(Interface dataset entries)
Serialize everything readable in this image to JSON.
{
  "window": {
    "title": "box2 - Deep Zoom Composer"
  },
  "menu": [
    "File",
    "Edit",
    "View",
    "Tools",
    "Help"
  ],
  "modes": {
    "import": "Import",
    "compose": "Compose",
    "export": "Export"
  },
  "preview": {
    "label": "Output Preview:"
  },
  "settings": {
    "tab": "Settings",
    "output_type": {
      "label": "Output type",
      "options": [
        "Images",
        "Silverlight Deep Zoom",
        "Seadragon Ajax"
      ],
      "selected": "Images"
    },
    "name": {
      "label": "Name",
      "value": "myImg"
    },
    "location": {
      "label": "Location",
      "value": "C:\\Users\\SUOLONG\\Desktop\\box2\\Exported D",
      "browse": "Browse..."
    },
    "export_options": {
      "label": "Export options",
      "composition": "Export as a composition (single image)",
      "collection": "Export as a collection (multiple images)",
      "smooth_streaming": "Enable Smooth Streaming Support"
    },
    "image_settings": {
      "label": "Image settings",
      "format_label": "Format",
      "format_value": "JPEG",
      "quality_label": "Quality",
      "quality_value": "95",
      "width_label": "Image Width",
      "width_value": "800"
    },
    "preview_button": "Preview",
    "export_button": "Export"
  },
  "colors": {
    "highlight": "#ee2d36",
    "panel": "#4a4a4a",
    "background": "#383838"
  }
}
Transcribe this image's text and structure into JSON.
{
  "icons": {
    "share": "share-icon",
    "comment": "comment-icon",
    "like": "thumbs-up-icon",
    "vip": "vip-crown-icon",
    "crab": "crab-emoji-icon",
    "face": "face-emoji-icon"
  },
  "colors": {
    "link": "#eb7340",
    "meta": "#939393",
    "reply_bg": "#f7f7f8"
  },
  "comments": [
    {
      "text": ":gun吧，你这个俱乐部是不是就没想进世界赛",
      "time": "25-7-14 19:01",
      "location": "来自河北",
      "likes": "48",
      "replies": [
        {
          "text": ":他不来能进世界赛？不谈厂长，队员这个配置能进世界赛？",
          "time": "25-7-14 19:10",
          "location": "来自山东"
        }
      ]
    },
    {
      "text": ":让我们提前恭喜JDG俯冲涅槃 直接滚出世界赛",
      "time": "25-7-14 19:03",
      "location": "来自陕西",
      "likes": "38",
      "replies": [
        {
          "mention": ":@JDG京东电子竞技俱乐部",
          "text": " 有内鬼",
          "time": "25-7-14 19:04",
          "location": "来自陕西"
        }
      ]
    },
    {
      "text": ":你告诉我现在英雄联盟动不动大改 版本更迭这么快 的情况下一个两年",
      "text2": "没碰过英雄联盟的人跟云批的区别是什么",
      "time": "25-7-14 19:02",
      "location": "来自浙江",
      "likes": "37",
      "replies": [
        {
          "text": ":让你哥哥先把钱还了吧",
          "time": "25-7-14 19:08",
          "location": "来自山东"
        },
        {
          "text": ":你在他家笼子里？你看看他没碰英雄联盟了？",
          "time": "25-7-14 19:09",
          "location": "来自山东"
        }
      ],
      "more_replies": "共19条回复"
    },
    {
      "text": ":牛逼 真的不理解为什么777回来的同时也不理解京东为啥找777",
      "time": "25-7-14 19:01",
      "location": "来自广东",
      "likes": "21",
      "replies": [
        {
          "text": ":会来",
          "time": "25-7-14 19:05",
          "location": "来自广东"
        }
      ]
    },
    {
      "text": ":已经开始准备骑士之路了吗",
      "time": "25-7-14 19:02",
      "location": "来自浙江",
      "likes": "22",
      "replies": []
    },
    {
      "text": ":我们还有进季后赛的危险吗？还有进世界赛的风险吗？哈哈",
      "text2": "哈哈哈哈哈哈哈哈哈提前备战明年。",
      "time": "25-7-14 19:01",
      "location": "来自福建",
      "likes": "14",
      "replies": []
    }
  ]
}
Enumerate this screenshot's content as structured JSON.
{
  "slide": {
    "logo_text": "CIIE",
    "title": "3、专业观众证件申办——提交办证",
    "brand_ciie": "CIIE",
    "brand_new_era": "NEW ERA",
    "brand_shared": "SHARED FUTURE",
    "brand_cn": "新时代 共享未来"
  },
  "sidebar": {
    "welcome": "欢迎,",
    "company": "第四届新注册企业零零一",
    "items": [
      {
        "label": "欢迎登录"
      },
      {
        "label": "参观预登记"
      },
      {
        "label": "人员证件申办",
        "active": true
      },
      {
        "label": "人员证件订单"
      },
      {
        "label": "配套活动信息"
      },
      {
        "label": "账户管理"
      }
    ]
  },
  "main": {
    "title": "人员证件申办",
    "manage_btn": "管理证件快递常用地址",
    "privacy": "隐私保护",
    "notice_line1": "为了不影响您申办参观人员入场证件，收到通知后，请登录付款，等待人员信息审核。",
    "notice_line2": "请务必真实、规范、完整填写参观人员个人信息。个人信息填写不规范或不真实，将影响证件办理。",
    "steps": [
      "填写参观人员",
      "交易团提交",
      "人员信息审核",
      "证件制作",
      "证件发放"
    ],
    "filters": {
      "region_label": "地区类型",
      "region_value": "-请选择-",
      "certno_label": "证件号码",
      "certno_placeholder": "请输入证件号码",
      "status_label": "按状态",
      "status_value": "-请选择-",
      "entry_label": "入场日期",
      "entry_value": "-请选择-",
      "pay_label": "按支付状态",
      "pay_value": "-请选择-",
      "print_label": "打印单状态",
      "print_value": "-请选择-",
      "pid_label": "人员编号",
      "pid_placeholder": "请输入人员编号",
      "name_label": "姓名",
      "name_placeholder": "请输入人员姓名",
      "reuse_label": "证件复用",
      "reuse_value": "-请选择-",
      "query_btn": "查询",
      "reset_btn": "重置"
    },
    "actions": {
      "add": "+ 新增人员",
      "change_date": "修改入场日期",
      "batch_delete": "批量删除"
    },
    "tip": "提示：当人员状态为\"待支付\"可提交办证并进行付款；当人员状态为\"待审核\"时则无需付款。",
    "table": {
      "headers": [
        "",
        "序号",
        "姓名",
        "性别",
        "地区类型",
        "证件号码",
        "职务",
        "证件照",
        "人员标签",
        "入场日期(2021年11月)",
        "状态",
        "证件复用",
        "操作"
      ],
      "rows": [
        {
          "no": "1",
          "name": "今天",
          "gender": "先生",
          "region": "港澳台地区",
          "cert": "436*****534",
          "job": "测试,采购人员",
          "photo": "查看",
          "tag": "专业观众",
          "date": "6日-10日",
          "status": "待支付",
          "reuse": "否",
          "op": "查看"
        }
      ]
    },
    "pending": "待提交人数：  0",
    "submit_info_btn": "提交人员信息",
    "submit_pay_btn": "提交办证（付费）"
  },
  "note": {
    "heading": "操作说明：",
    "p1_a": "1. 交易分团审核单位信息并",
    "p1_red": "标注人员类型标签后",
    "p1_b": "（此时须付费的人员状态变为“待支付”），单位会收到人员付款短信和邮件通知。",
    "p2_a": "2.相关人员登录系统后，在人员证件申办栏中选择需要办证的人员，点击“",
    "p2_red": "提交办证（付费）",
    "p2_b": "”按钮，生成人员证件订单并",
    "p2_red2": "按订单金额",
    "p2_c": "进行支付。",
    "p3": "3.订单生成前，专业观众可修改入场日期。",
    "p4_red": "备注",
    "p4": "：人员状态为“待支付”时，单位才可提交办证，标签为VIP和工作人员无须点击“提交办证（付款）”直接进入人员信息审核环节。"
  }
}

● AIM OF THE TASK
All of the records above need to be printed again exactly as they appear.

● ANSWER AREA
Serialize everything readable in this image to JSON.
{
  "window": {
    "title": "box2 - Deep Zoom Composer"
  },
  "menu": [
    "File",
    "Edit",
    "View",
    "Tools",
    "Help"
  ],
  "modes": {
    "import": "Import",
    "compose": "Compose",
    "export": "Export"
  },
  "preview": {
    "label": "Output Preview:"
  },
  "settings": {
    "tab": "Settings",
    "output_type": {
      "label": "Output type",
      "options": [
        "Images",
        "Silverlight Deep Zoom",
        "Seadragon Ajax"
      ],
      "selected": "Images"
    },
    "name": {
      "label": "Name",
      "value": "myImg"
    },
    "location": {
      "label": "Location",
      "value": "C:\\Users\\SUOLONG\\Desktop\\box2\\Exported D",
      "browse": "Browse..."
    },
    "export_options": {
      "label": "Export options",
      "composition": "Export as a composition (single image)",
      "collection": "Export as a collection (multiple images)",
      "smooth_streaming": "Enable Smooth Streaming Support"
    },
    "image_settings": {
      "label": "Image settings",
      "format_label": "Format",
      "format_value": "JPEG",
      "quality_label": "Quality",
      "quality_value": "95",
      "width_label": "Image Width",
      "width_value": "800"
    },
    "preview_button": "Preview",
    "export_button": "Export"
  },
  "colors": {
    "highlight": "#ee2d36",
    "panel": "#4a4a4a",
    "background": "#383838"
  }
}
Transcribe this image's text and structure into JSON.
{
  "icons": {
    "share": "share-icon",
    "comment": "comment-icon",
    "like": "thumbs-up-icon",
    "vip": "vip-crown-icon",
    "crab": "crab-emoji-icon",
    "face": "face-emoji-icon"
  },
  "colors": {
    "link": "#eb7340",
    "meta": "#939393",
    "reply_bg": "#f7f7f8"
  },
  "comments": [
    {
      "text": ":gun吧，你这个俱乐部是不是就没想进世界赛",
      "time": "25-7-14 19:01",
      "location": "来自河北",
      "likes": "48",
      "replies": [
        {
          "text": ":他不来能进世界赛？不谈厂长，队员这个配置能进世界赛？",
          "time": "25-7-14 19:10",
          "location": "来自山东"
        }
      ]
    },
    {
      "text": ":让我们提前恭喜JDG俯冲涅槃 直接滚出世界赛",
      "time": "25-7-14 19:03",
      "location": "来自陕西",
      "likes": "38",
      "replies": [
        {
          "mention": ":@JDG京东电子竞技俱乐部",
          "text": " 有内鬼",
          "time": "25-7-14 19:04",
          "location": "来自陕西"
        }
      ]
    },
    {
      "text": ":你告诉我现在英雄联盟动不动大改 版本更迭这么快 的情况下一个两年",
      "text2": "没碰过英雄联盟的人跟云批的区别是什么",
      "time": "25-7-14 19:02",
      "location": "来自浙江",
      "likes": "37",
      "replies": [
        {
          "text": ":让你哥哥先把钱还了吧",
          "time": "25-7-14 19:08",
          "location": "来自山东"
        },
        {
          "text": ":你在他家笼子里？你看看他没碰英雄联盟了？",
          "time": "25-7-14 19:09",
          "location": "来自山东"
        }
      ],
      "more_replies": "共19条回复"
    },
    {
      "text": ":牛逼 真的不理解为什么777回来的同时也不理解京东为啥找777",
      "time": "25-7-14 19:01",
      "location": "来自广东",
      "likes": "21",
      "replies": [
        {
          "text": ":会来",
          "time": "25-7-14 19:05",
          "location": "来自广东"
        }
      ]
    },
    {
      "text": ":已经开始准备骑士之路了吗",
      "time": "25-7-14 19:02",
      "location": "来自浙江",
      "likes": "22",
      "replies": []
    },
    {
      "text": ":我们还有进季后赛的危险吗？还有进世界赛的风险吗？哈哈",
      "text2": "哈哈哈哈哈哈哈哈哈提前备战明年。",
      "time": "25-7-14 19:01",
      "location": "来自福建",
      "likes": "14",
      "replies": []
    }
  ]
}
Enumerate this screenshot's content as structured JSON.
{
  "slide": {
    "logo_text": "CIIE",
    "title": "3、专业观众证件申办——提交办证",
    "brand_ciie": "CIIE",
    "brand_new_era": "NEW ERA",
    "brand_shared": "SHARED FUTURE",
    "brand_cn": "新时代 共享未来"
  },
  "sidebar": {
    "welcome": "欢迎,",
    "company": "第四届新注册企业零零一",
    "items": [
      {
        "label": "欢迎登录"
      },
      {
        "label": "参观预登记"
      },
      {
        "label": "人员证件申办",
        "active": true
      },
      {
        "label": "人员证件订单"
      },
      {
        "label": "配套活动信息"
      },
      {
        "label": "账户管理"
      }
    ]
  },
  "main": {
    "title": "人员证件申办",
    "manage_btn": "管理证件快递常用地址",
    "privacy": "隐私保护",
    "notice_line1": "为了不影响您申办参观人员入场证件，收到通知后，请登录付款，等待人员信息审核。",
    "notice_line2": "请务必真实、规范、完整填写参观人员个人信息。个人信息填写不规范或不真实，将影响证件办理。",
    "steps": [
      "填写参观人员",
      "交易团提交",
      "人员信息审核",
      "证件制作",
      "证件发放"
    ],
    "filters": {
      "region_label": "地区类型",
      "region_value": "-请选择-",
      "certno_label": "证件号码",
      "certno_placeholder": "请输入证件号码",
      "status_label": "按状态",
      "status_value": "-请选择-",
      "entry_label": "入场日期",
      "entry_value": "-请选择-",
      "pay_label": "按支付状态",
      "pay_value": "-请选择-",
      "print_label": "打印单状态",
      "print_value": "-请选择-",
      "pid_label": "人员编号",
      "pid_placeholder": "请输入人员编号",
      "name_label": "姓名",
      "name_placeholder": "请输入人员姓名",
      "reuse_label": "证件复用",
      "reuse_value": "-请选择-",
      "query_btn": "查询",
      "reset_btn": "重置"
    },
    "actions": {
      "add": "+ 新增人员",
      "change_date": "修改入场日期",
      "batch_delete": "批量删除"
    },
    "tip": "提示：当人员状态为\"待支付\"可提交办证并进行付款；当人员状态为\"待审核\"时则无需付款。",
    "table": {
      "headers": [
        "",
        "序号",
        "姓名",
        "性别",
        "地区类型",
        "证件号码",
        "职务",
        "证件照",
        "人员标签",
        "入场日期(2021年11月)",
        "状态",
        "证件复用",
        "操作"
      ],
      "rows": [
        {
          "no": "1",
          "name": "今天",
          "gender": "先生",
          "region": "港澳台地区",
          "cert": "436*****534",
          "job": "测试,采购人员",
          "photo": "查看",
          "tag": "专业观众",
          "date": "6日-10日",
          "status": "待支付",
          "reuse": "否",
          "op": "查看"
        }
      ]
    },
    "pending": "待提交人数：  0",
    "submit_info_btn": "提交人员信息",
    "submit_pay_btn": "提交办证（付费）"
  },
  "note": {
    "heading": "操作说明：",
    "p1_a": "1. 交易分团审核单位信息并",
    "p1_red": "标注人员类型标签后",
    "p1_b": "（此时须付费的人员状态变为“待支付”），单位会收到人员付款短信和邮件通知。",
    "p2_a": "2.相关人员登录系统后，在人员证件申办栏中选择需要办证的人员，点击“",
    "p2_red": "提交办证（付费）",
    "p2_b": "”按钮，生成人员证件订单并",
    "p2_red2": "按订单金额",
    "p2_c": "进行支付。",
    "p3": "3.订单生成前，专业观众可修改入场日期。",
    "p4_red": "备注",
    "p4": "：人员状态为“待支付”时，单位才可提交办证，标签为VIP和工作人员无须点击“提交办证（付款）”直接进入人员信息审核环节。"
  }
}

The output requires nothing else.